Without an antenna, radio communication with British forces could not be established, so when approaching San Carlos Squadron Leader Langworthy left all the lights on, hoping that the team operating the missile defences would realise that they were friendly.

No Argentine aircraft would fly so high or with the lights on, but, unbeknown to the crew, personnel at San Carlos could hear Bravo November’s calls, although the crew could not receive their replies.

On 2 June 1982 two companies of paratroopers were flown from Goose Green to seize the settlement of Fitzroy. Eighty-one paratroopers squeezed into Bravo November which is twice the normal capacity. Once landed, Bravo November returned to Goose Green to pick up a second load of seventy-five paratroopers.

By the time the Argentines surrendered, Bravo November had notched up over a hundred flying hours, and carried some 1,500 troops, 95 casualties, 650 prisoners of war and 550 tonnes of cargo.

Squadron Leader Langworthy was awarded the Distinguished Flying Cross (DFC) for his bravery at the controls of Bravo November during the Falklands conflict. Sadly though he died of a heart attack a year later after returning to the Falkland Islands to command the Chinook detachment.

Fittingly, Bravo November was on the strength of the unit at the time and the Air Force Board approved the placing of a plaque commemorating his DFC in the cockpit.

During the Iraq invasion of 2003, Bravo November was the first helicopter to land Royal Marines on the Al-Faw peninsula.

The Captain, Squadron Leader Steve Carr, flew several waves and during the second run a firefight developed around the aircraft. For his leadership and bravery, Squadron Leader Carr was awarded the Distinguished Flying Cross - Bravo November’s second.

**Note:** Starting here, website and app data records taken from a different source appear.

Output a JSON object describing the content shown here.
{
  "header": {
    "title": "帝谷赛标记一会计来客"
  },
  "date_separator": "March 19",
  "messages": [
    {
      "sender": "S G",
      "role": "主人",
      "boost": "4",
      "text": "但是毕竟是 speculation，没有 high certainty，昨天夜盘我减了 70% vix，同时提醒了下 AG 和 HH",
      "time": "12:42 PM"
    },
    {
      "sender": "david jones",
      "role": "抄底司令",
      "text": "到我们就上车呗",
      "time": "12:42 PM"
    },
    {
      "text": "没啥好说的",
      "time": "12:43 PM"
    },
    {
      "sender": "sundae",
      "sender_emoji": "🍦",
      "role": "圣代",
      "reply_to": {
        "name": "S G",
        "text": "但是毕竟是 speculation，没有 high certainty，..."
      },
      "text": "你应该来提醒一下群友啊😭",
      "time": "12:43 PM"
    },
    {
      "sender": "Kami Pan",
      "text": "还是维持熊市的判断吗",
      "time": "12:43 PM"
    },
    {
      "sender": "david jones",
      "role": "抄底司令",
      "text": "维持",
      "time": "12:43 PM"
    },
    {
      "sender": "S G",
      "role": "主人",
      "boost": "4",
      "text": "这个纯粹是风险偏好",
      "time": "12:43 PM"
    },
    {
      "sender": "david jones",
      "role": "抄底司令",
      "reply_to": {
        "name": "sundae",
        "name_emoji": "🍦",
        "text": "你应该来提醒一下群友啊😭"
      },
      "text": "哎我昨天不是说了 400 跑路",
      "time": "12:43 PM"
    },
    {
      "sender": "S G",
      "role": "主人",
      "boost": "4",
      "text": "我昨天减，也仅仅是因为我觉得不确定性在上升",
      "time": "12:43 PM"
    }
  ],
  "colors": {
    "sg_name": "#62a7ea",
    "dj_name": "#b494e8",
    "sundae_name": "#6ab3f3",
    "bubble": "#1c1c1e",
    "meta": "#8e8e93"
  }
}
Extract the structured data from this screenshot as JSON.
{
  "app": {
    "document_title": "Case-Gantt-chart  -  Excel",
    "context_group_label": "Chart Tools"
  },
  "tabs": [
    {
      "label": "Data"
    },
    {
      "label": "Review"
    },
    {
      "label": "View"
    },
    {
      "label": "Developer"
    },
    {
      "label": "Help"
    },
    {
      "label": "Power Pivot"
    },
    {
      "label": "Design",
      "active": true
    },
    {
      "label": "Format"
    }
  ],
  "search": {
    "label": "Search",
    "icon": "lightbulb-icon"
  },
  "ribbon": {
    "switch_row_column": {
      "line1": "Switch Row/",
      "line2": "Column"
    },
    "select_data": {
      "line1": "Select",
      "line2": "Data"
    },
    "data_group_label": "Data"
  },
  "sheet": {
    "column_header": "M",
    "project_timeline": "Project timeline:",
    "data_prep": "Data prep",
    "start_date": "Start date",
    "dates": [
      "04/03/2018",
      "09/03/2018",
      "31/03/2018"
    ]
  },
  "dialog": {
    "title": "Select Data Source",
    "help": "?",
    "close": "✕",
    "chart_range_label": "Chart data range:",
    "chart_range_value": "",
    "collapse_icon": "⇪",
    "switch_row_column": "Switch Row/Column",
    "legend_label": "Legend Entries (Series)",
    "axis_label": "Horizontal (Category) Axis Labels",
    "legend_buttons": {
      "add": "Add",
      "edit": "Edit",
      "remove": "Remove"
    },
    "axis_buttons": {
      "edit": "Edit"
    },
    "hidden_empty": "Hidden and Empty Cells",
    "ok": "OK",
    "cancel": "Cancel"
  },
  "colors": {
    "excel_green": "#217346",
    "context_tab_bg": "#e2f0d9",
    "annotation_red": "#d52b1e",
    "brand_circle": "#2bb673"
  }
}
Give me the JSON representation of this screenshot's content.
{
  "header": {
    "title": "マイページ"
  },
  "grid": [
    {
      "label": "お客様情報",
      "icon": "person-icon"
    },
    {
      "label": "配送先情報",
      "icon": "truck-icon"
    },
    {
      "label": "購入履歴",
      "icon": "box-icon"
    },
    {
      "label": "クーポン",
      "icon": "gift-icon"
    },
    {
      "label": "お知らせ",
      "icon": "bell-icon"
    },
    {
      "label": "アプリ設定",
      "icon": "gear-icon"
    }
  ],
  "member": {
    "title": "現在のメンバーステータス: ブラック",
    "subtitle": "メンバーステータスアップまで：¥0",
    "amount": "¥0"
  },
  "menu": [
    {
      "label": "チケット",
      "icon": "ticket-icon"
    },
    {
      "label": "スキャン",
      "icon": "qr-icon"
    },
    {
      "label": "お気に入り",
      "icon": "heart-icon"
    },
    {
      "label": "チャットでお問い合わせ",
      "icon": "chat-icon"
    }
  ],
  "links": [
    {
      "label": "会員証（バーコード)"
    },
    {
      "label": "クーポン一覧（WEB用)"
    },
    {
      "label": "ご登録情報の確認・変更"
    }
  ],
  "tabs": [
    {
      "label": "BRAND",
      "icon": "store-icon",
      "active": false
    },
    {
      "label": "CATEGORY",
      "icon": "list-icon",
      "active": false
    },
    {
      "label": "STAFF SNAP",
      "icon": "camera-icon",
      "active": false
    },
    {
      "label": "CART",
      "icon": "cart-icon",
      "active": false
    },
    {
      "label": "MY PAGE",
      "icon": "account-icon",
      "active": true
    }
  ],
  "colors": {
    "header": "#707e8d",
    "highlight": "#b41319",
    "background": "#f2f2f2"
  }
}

A veteran of other operational campaigns, Bravo November has also seen service in Northern Ireland, the Balkans, the Lebanon evacuation and earthquake relief in Kurdistan.

Now a veteran of several Afghanistan tours, Bravo November is still going strong. She is now benefiting from major servicing at her home station of RAF Odiham.

A key facet of the servicing will include the fitting of even more powerful engines that will make her even more capable in the ‘hot and high’ operating environment of Afghanistan.

However, before her next operational deployment she will soon be gracing the skies of the United Kingdom supporting the mission rehearsals and exercises of British troops preparing for Operation HERRICK - the United Kingdom’s support to the international coalition in Afghanistan.

Published 8 June 2010